For me, it isn't necessarily the gameplay that drives my nostalgia. It's the well-written dialogue, humor, and stories that really make the games so much fun, even today. I do enjoy a good point-and-click game for the gameplay, especially if there are puzzles that really work my skull in creative ways, but that was never really the main attraction. I play games like Gabriel Knight, Leisure Suit Larry (the "old" Larry games), Monkey Island, Full Throttle, and the like because the creators seem to speak my language story-wise. Telltale Games has done a fantastic job of bringing back the nostalgia in me by creating some finely written and genuinely entertaining games, so to me, the adventure genre is still definitely viable. Give me a game like Dracula Origins or the Agatha Christie series any day over a generic grunt and shoot fest like Resistance 2 or Halo 3. Although those games have great gameplay value and I love them to death, I'll take a halfway interesting story any day of the week.
if it has Ace Attorney on the title, then yes there's still a point lol
I'm from the new genration of Poiny-and-click adventure fans. I hadn't played a Monkey Island game until 2 or 3 years ago, so I'd definately say that there's a place for it now.
In an age before flashy graphics or even spoken dialog, game makers had to rely on clever, witty and well written game scripts. Adventure games, especially Lucasarts games and Sierra games (my favorite being space quest) were probably the best examples of these. I can quote many, many lines from these games today, and it irritates me to play a new game with poorly written student-level dialog spoken by non-game playing TV actors who sound like they did this for the cheque. Younger players deserve to experience the quality of games we had, for reference if nothing else.
I would definitely like to see the appreciation for many of the old games come back, if only because they connect us to a lot of the gaming origins out there. I appreciate your views though. I've been telling people about the old games for years, but generally get blank stares when I mention games like Indiana Jones and the Fate of Atlantis.
While you raise some good points, I think Point & Click adventures can have a place with a newer audience. It won't be for everyone, but if you enjoyed them as a child, why can't new, younger gamers (along with older ones who missed out on adventure games) appreciate them? They just need the right marketing. A lot of people aren't familiar with adventure games.
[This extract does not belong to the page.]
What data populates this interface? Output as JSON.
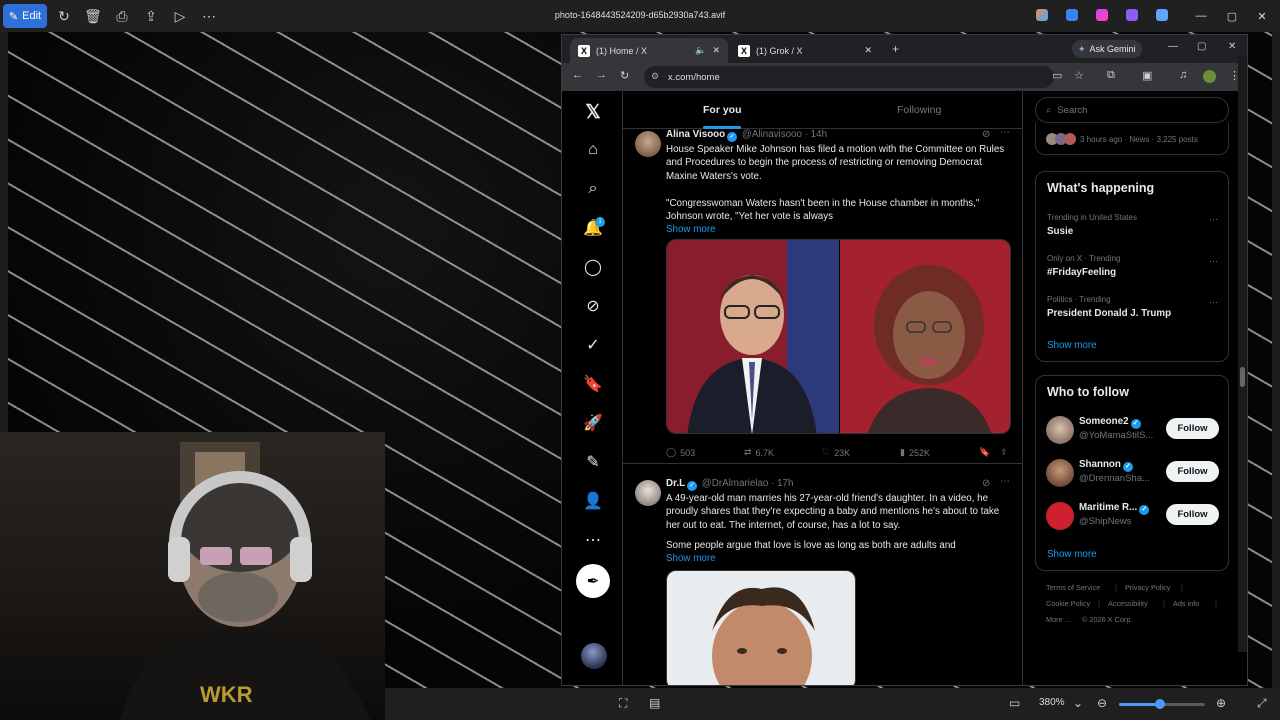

Playing monkey island a long while ago was pretty much my only experience with the adventure genre. Despite enjoying them a lot, I had greatly neglected the genre. I only got back into Adventure games thanks to Giant Bomb's officially official adventure game enthusiast, SuperMooseman, who's enthusiasm about Telltales games encouraged me to check them out. If it wasn't for that, I wouldn't be enjoying the genre like I am now. There are lots of people, in a similar situation to me, having little or no experience with the genre who don't have a SuperMooseman getting them interested in adventure games. With the right marketing, they could become interested in the genre too.
When I was growing up, my family more or less always had a computer. We began with the Commodore 64, which segued into a series of Mac LC computers and low end PCs. While you can't quite talk about graphics cards and powerful hardware in 1990 the way we tend to now, most of the machines we played on were competent. Regardless, being an NES/SNES kid from day 1, computer games were always something of an anomaly. In short, I didn't get a chance to play many. The big exception was the many Lucasarts games that emerged in the late 80's/early 90's. We used to find value packs of these at Sams' Clubs and Wal-Mart stores, and over time I played all the classics: Indiana Jones, Day of the Tentacle, Full Throttle, the Monkey Island series, etc. While some of these frustrated me all the way from start to finish- there was no Internet- I loved them for their simple interface and story elements.